PROBLEM STATEMENT:
Everything in the records should be repeated exactly.

--------------------

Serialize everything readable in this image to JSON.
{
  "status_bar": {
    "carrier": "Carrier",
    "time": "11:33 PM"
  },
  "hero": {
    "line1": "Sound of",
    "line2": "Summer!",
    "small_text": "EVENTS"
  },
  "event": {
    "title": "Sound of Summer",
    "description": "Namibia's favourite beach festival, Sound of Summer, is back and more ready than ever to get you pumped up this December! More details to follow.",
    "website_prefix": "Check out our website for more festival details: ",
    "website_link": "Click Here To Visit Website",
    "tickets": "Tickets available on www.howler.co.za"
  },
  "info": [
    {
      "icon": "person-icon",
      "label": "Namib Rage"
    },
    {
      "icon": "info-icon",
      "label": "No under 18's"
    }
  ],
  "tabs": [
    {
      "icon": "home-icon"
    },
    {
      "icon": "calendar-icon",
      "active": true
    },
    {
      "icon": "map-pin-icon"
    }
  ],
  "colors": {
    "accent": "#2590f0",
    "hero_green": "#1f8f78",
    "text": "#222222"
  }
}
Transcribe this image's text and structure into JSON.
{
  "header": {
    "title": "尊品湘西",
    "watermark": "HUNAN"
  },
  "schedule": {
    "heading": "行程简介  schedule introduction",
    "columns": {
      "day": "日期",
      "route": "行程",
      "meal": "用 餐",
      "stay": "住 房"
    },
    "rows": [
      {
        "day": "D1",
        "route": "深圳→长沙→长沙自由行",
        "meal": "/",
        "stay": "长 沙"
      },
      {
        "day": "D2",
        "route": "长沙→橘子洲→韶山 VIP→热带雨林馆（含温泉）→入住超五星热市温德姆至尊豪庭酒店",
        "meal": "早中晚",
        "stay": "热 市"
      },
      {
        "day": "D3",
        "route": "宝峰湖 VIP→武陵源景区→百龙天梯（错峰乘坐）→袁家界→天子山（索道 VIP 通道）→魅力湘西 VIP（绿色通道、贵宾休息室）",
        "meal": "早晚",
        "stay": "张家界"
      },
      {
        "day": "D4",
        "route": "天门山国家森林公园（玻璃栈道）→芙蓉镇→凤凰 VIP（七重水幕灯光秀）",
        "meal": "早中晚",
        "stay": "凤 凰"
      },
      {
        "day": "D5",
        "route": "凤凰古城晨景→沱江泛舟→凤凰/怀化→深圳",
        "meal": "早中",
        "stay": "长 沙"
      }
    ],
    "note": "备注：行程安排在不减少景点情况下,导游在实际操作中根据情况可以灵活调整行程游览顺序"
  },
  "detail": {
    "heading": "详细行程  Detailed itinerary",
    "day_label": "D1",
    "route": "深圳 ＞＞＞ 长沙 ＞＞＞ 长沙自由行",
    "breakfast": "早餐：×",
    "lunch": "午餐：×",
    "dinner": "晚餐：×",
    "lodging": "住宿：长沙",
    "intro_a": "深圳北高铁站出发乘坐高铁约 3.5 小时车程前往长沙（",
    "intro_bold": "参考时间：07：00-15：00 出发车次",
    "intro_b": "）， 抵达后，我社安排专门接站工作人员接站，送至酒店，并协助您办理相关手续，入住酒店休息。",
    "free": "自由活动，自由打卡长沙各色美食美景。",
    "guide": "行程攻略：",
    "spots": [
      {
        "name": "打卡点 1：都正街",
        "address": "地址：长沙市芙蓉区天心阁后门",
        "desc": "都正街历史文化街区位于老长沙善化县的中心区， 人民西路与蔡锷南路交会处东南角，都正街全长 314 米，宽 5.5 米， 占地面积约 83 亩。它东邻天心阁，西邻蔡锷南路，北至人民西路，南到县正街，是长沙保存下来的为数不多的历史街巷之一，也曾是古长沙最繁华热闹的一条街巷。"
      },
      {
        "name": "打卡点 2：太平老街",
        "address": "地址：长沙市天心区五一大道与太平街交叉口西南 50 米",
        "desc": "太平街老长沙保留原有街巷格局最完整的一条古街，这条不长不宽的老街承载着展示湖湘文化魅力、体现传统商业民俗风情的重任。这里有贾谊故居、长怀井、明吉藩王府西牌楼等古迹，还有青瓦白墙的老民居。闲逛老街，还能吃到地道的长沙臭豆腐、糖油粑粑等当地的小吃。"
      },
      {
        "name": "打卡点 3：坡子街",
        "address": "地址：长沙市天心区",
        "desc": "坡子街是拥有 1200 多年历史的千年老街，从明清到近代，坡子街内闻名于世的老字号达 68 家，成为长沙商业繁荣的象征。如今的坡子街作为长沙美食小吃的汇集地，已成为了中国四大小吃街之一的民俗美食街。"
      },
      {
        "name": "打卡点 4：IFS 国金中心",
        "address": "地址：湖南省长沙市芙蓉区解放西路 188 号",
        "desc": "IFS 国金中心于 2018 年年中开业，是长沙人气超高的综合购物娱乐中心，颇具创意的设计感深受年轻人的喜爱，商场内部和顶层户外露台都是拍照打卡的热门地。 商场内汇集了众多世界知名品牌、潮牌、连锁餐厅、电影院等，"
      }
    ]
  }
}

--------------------

RESPONSE FOR THIS EXERCISE:
Serialize everything readable in this image to JSON.
{
  "status_bar": {
    "carrier": "Carrier",
    "time": "11:33 PM"
  },
  "hero": {
    "line1": "Sound of",
    "line2": "Summer!",
    "small_text": "EVENTS"
  },
  "event": {
    "title": "Sound of Summer",
    "description": "Namibia's favourite beach festival, Sound of Summer, is back and more ready than ever to get you pumped up this December! More details to follow.",
    "website_prefix": "Check out our website for more festival details: ",
    "website_link": "Click Here To Visit Website",
    "tickets": "Tickets available on www.howler.co.za"
  },
  "info": [
    {
      "icon": "person-icon",
      "label": "Namib Rage"
    },
    {
      "icon": "info-icon",
      "label": "No under 18's"
    }
  ],
  "tabs": [
    {
      "icon": "home-icon"
    },
    {
      "icon": "calendar-icon",
      "active": true
    },
    {
      "icon": "map-pin-icon"
    }
  ],
  "colors": {
    "accent": "#2590f0",
    "hero_green": "#1f8f78",
    "text": "#222222"
  }
}
Transcribe this image's text and structure into JSON.
{
  "header": {
    "title": "尊品湘西",
    "watermark": "HUNAN"
  },
  "schedule": {
    "heading": "行程简介  schedule introduction",
    "columns": {
      "day": "日期",
      "route": "行程",
      "meal": "用 餐",
      "stay": "住 房"
    },
    "rows": [
      {
        "day": "D1",
        "route": "深圳→长沙→长沙自由行",
        "meal": "/",
        "stay": "长 沙"
      },
      {
        "day": "D2",
        "route": "长沙→橘子洲→韶山 VIP→热带雨林馆（含温泉）→入住超五星热市温德姆至尊豪庭酒店",
        "meal": "早中晚",
        "stay": "热 市"
      },
      {
        "day": "D3",
        "route": "宝峰湖 VIP→武陵源景区→百龙天梯（错峰乘坐）→袁家界→天子山（索道 VIP 通道）→魅力湘西 VIP（绿色通道、贵宾休息室）",
        "meal": "早晚",
        "stay": "张家界"
      },
      {
        "day": "D4",
        "route": "天门山国家森林公园（玻璃栈道）→芙蓉镇→凤凰 VIP（七重水幕灯光秀）",
        "meal": "早中晚",
        "stay": "凤 凰"
      },
      {
        "day": "D5",
        "route": "凤凰古城晨景→沱江泛舟→凤凰/怀化→深圳",
        "meal": "早中",
        "stay": "长 沙"
      }
    ],
    "note": "备注：行程安排在不减少景点情况下,导游在实际操作中根据情况可以灵活调整行程游览顺序"
  },
  "detail": {
    "heading": "详细行程  Detailed itinerary",
    "day_label": "D1",
    "route": "深圳 ＞＞＞ 长沙 ＞＞＞ 长沙自由行",
    "breakfast": "早餐：×",
    "lunch": "午餐：×",
    "dinner": "晚餐：×",
    "lodging": "住宿：长沙",
    "intro_a": "深圳北高铁站出发乘坐高铁约 3.5 小时车程前往长沙（",
    "intro_bold": "参考时间：07：00-15：00 出发车次",
    "intro_b": "）， 抵达后，我社安排专门接站工作人员接站，送至酒店，并协助您办理相关手续，入住酒店休息。",
    "free": "自由活动，自由打卡长沙各色美食美景。",
    "guide": "行程攻略：",
    "spots": [
      {
        "name": "打卡点 1：都正街",
        "address": "地址：长沙市芙蓉区天心阁后门",
        "desc": "都正街历史文化街区位于老长沙善化县的中心区， 人民西路与蔡锷南路交会处东南角，都正街全长 314 米，宽 5.5 米， 占地面积约 83 亩。它东邻天心阁，西邻蔡锷南路，北至人民西路，南到县正街，是长沙保存下来的为数不多的历史街巷之一，也曾是古长沙最繁华热闹的一条街巷。"
      },
      {
        "name": "打卡点 2：太平老街",
        "address": "地址：长沙市天心区五一大道与太平街交叉口西南 50 米",
        "desc": "太平街老长沙保留原有街巷格局最完整的一条古街，这条不长不宽的老街承载着展示湖湘文化魅力、体现传统商业民俗风情的重任。这里有贾谊故居、长怀井、明吉藩王府西牌楼等古迹，还有青瓦白墙的老民居。闲逛老街，还能吃到地道的长沙臭豆腐、糖油粑粑等当地的小吃。"
      },
      {
        "name": "打卡点 3：坡子街",
        "address": "地址：长沙市天心区",
        "desc": "坡子街是拥有 1200 多年历史的千年老街，从明清到近代，坡子街内闻名于世的老字号达 68 家，成为长沙商业繁荣的象征。如今的坡子街作为长沙美食小吃的汇集地，已成为了中国四大小吃街之一的民俗美食街。"
      },
      {
        "name": "打卡点 4：IFS 国金中心",
        "address": "地址：湖南省长沙市芙蓉区解放西路 188 号",
        "desc": "IFS 国金中心于 2018 年年中开业，是长沙人气超高的综合购物娱乐中心，颇具创意的设计感深受年轻人的喜爱，商场内部和顶层户外露台都是拍照打卡的热门地。 商场内汇集了众多世界知名品牌、潮牌、连锁餐厅、电影院等，"
      }
    ]
  }
}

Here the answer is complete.